the B.S.E.E. degree from Chung Yuan University, Jonglih, Taiwan, in 1982,
and the M.S.E.E and Ph.D.E.E. degrees from National Cheng Kung University,
Tainan, Taiwan, in 1984 and 1991, respectively.
Currently, he is a Professor in the Department of Electrical Engineering of
National Kaohsiung University of Applied Sciences, Kaohsiung, Taiwan. His
research interests include power electronics applications and power quality improvement technique.

Jinn-Chang Wu was born in Tainan, Taiwan, in 1968. He received the M.S.E.E.


and Ph.D.E.E. degrees from National Cheng Kung University, Tainan, Taiwan,
in 1992 and 2000.
Currently he is an Associate Professor at the Department of Electrical Engineering, Kun Shan University of Technology. His research interests are power
quality and power electronic applications.

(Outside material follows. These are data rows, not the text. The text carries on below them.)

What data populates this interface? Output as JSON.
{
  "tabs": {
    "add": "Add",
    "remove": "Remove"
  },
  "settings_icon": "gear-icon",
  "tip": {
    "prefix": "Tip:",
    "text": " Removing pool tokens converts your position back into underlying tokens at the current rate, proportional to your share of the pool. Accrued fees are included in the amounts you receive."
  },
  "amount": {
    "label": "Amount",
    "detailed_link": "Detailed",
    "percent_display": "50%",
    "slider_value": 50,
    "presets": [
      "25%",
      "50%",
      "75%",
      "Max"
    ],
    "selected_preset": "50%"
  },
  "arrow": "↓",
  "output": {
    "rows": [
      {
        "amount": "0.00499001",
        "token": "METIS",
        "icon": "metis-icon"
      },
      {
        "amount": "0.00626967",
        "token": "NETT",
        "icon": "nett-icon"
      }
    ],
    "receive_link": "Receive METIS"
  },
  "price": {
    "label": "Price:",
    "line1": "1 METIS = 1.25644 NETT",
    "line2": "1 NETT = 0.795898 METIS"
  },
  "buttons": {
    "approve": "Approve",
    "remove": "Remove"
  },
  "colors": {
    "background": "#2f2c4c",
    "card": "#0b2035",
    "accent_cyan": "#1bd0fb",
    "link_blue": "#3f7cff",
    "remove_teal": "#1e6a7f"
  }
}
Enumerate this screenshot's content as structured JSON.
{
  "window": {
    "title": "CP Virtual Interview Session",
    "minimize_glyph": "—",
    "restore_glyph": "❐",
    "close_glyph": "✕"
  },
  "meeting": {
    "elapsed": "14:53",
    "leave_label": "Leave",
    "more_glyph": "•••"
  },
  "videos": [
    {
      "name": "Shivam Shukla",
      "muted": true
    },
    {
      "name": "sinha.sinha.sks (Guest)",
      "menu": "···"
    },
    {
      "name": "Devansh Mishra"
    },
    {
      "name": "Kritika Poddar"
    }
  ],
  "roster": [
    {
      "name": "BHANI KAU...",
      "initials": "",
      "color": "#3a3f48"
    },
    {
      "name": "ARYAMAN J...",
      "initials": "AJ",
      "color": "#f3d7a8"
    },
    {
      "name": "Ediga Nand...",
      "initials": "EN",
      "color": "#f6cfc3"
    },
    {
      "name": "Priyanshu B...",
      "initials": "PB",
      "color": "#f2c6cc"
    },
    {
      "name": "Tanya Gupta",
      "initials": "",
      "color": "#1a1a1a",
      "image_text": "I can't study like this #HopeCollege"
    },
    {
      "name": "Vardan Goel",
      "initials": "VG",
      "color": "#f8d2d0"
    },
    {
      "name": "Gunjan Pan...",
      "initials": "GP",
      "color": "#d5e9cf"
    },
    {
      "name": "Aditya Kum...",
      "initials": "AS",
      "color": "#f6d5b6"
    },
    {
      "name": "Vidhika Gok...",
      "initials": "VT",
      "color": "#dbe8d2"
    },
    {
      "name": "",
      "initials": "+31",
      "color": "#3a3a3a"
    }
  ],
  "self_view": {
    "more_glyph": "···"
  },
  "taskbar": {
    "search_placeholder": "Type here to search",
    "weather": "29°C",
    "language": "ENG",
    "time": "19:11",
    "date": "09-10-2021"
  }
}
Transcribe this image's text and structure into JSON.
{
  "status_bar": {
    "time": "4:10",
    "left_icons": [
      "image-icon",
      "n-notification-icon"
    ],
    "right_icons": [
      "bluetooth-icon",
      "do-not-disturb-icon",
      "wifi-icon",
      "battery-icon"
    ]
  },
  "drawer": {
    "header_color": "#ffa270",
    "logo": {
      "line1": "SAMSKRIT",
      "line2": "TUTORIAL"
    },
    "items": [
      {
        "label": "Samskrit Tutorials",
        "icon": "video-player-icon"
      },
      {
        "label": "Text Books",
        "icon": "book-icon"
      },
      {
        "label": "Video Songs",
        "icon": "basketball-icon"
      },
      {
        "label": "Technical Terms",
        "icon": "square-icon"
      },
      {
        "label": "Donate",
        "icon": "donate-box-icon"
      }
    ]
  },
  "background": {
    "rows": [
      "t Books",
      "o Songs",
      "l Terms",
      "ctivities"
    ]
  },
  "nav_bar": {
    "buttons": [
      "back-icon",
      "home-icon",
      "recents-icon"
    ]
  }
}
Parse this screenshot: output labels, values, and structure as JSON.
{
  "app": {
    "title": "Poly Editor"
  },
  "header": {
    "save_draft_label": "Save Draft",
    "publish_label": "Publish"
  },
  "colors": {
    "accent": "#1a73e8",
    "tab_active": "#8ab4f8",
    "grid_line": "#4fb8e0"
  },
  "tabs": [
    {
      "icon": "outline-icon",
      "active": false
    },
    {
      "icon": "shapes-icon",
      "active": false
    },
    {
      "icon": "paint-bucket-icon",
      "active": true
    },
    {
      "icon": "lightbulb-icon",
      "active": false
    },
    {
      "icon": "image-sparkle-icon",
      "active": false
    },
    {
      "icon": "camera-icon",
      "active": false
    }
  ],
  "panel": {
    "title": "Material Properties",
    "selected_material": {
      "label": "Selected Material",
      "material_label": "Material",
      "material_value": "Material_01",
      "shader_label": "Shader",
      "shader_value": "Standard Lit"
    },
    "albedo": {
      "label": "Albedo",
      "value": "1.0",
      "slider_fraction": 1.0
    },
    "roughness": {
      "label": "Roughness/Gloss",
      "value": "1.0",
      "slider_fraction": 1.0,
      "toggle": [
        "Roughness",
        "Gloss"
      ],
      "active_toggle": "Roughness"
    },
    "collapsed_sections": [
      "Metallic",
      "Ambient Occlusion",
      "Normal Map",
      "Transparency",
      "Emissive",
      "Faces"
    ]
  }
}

Kuen-Der Wu was born in Tainan, Taiwan, R.O.C., in 1954. He received the


B.S.E.E. degree from Tamkang University, Taipei, Taiwan, in 1977, and the
M.S.E.E. degree from National Cheng Kung University, Tainan, Taiwan, in
1980.
He is currently an Associate Professor in the Department of Electrical Engineering of National Kaohsiung University of Applied Sciences, Kaohsiung,
Taiwan. His research interests are power electronics applications and power
quality improvement technique.

Wen-Jung Chiang was born in Changhua, Taiwan, R.O.C., in 1980. He received the B.S.E.E. degree from National Kaohsiung University of Technology,
Taiwan, in 2003. He is currently pursuing the M.S. degree in the Electrical Engineering Department of National Kaohsiung University of Applied Sciences,
Kaohsiung Taiwan.
His research interests are power electronics applications and DSP control.

Yi-Hsun Chen was born in Kaohsiung, Taiwan, R.O.C., on April 16, 1984. He is
currently pursuing the B.S. degree in electrical engineering, National Kaohsiung
University of Applied Sciences, Kaohsiung Taiwan.